From Richard Nance Hixon’s thesis, The Antebellum History of Richland Parish. Northeast Louisiana University, 1990 – Richland Parish (La.) – 384 pages
Preceding the time that Louisiana joined the United States, the following map shows an early look at land holdings, boundary names, etc. Included here is the Bayou Bartholomew, the infamous Baron de Bastrop Land Grant, Prarie Mer Rouge, an area listed as “Choctaw Hunting Camp, two Koroa Indian Villages (ca 1600’s), Fort Miro, the early hunting camp of Baptiste Fafar, and Indian Burial ground near the site of present day Gold Mine, the Juan Mansol Land Grant, Poverty Point Indian Site (ca 1000 B.C.), Prarie de Bois, Prarie des Canots, Boeuf Prarie, and the approximate trade route of Marquis.

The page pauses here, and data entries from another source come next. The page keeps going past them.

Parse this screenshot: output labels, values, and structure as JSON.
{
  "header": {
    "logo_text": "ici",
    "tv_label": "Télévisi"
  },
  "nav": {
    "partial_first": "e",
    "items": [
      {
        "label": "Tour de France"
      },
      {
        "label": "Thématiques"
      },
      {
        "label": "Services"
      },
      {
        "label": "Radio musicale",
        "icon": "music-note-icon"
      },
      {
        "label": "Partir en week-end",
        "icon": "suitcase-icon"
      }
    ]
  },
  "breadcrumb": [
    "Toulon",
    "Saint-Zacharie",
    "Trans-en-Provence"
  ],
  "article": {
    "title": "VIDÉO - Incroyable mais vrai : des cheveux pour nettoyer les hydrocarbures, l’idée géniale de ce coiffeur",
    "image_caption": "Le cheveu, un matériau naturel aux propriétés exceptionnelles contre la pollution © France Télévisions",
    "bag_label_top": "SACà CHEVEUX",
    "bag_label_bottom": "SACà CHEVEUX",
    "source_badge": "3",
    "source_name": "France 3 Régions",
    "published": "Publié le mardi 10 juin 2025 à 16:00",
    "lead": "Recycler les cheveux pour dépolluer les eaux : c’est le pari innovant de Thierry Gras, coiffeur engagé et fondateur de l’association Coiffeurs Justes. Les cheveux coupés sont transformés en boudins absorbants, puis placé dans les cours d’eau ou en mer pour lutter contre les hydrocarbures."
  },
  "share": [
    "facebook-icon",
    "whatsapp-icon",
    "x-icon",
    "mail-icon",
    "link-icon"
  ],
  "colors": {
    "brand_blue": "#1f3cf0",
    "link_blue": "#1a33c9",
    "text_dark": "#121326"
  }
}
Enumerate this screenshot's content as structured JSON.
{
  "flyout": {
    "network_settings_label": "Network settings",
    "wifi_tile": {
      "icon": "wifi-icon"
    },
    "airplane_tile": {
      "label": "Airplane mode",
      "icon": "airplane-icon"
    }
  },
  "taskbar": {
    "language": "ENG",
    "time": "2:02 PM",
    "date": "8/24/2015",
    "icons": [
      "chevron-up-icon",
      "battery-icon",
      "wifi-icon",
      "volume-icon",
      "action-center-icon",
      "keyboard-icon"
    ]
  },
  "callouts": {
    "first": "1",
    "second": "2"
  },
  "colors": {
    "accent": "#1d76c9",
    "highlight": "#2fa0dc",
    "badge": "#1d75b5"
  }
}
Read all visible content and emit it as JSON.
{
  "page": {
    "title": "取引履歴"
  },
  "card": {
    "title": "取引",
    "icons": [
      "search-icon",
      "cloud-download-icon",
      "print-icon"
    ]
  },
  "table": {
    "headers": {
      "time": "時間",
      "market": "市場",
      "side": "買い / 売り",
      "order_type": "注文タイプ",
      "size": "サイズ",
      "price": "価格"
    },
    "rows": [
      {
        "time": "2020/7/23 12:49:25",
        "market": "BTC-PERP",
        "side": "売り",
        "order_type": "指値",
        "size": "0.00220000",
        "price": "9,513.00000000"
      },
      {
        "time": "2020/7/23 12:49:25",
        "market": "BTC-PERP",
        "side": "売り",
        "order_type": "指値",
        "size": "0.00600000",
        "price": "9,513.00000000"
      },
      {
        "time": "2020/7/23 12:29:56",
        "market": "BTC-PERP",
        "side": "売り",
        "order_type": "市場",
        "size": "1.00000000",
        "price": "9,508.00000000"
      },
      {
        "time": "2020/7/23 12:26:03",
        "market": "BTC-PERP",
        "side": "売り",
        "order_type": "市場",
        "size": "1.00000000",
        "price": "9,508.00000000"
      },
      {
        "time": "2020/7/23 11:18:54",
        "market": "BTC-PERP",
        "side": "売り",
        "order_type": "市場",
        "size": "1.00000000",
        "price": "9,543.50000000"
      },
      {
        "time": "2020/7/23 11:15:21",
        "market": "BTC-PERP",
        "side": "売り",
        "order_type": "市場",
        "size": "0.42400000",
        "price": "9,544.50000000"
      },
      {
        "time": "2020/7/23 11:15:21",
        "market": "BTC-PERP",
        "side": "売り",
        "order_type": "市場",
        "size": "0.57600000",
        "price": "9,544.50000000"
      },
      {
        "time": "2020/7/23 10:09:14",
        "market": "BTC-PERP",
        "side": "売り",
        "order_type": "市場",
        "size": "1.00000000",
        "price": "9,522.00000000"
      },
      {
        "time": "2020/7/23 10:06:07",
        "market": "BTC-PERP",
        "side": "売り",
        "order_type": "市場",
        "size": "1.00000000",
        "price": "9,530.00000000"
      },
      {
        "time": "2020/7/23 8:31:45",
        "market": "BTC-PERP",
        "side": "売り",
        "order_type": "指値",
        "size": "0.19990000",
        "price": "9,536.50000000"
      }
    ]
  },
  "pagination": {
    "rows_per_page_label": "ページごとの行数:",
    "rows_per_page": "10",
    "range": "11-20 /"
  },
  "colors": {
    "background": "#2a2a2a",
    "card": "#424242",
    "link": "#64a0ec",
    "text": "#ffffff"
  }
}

Big Creek, as its known today, was first called the “Bayou des Courrois.”
At the mouth of the Boeuf, a concession was granted to a certain Marquis de Mezieres et Desmarches. This settlement in the Boeuf River basin came to a sudden halt, however, when in November, 1729, the Natchez and other tribes rose up against the French and attacked an area shown below, known as Fort Rosalie. The revolt resulted in the massacre of some two hundred white settlers. The Koroa Indians, in conjunction with the Natchez, made raids inland on the west side of the Mississippi, including the de Mezieres residence. A closer look at the map can be seen by click on the image below.